=== YOUR OBJECTIVE ===
Across the data below, count every line where the string "title" appears. Answer with the number alone.

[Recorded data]

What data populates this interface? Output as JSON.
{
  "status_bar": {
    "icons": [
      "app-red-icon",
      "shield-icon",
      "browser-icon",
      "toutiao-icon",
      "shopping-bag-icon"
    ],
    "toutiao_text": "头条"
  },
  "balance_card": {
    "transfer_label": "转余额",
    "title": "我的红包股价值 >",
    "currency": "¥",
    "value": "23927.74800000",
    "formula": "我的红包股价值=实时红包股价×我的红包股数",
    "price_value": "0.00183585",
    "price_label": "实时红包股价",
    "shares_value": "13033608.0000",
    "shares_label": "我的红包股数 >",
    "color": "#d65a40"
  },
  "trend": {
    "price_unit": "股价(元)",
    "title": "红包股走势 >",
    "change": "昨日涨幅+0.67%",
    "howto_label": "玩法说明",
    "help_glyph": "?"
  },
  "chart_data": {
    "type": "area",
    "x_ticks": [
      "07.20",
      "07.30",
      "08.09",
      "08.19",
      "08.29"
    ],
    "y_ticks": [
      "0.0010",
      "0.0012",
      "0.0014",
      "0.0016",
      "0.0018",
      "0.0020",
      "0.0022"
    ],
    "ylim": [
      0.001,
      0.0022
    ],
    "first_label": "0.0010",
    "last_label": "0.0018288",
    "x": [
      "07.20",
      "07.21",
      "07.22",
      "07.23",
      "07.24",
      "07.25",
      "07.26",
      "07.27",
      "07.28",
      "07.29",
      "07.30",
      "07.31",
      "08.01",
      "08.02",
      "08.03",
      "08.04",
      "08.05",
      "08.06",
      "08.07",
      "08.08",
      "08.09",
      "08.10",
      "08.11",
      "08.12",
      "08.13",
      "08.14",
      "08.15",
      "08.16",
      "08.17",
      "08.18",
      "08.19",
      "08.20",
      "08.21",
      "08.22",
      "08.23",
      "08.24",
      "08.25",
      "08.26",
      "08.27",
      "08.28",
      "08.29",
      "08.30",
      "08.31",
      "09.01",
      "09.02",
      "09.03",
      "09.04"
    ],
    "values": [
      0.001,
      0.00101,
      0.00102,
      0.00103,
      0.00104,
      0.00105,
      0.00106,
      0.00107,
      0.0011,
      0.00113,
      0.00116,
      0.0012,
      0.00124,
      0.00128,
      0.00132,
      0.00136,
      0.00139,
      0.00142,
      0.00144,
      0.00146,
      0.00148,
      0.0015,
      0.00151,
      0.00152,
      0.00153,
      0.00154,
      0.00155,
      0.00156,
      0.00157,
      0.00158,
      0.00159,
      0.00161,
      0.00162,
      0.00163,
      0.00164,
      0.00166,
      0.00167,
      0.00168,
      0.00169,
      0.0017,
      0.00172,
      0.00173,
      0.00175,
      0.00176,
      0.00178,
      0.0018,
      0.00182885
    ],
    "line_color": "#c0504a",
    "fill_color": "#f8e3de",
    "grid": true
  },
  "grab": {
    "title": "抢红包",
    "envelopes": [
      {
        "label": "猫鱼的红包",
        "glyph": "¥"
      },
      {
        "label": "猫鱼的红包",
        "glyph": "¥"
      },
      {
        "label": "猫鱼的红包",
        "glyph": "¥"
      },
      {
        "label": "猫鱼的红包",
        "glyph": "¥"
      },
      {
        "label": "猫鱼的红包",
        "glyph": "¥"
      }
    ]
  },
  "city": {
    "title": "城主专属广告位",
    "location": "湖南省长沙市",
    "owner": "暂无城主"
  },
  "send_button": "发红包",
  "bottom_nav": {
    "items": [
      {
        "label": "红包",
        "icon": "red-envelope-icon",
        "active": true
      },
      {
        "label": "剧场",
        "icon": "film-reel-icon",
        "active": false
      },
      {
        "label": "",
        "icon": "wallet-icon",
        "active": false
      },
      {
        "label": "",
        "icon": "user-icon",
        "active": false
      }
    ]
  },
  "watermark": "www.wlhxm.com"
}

=== WRITTEN RESPONSE ===
4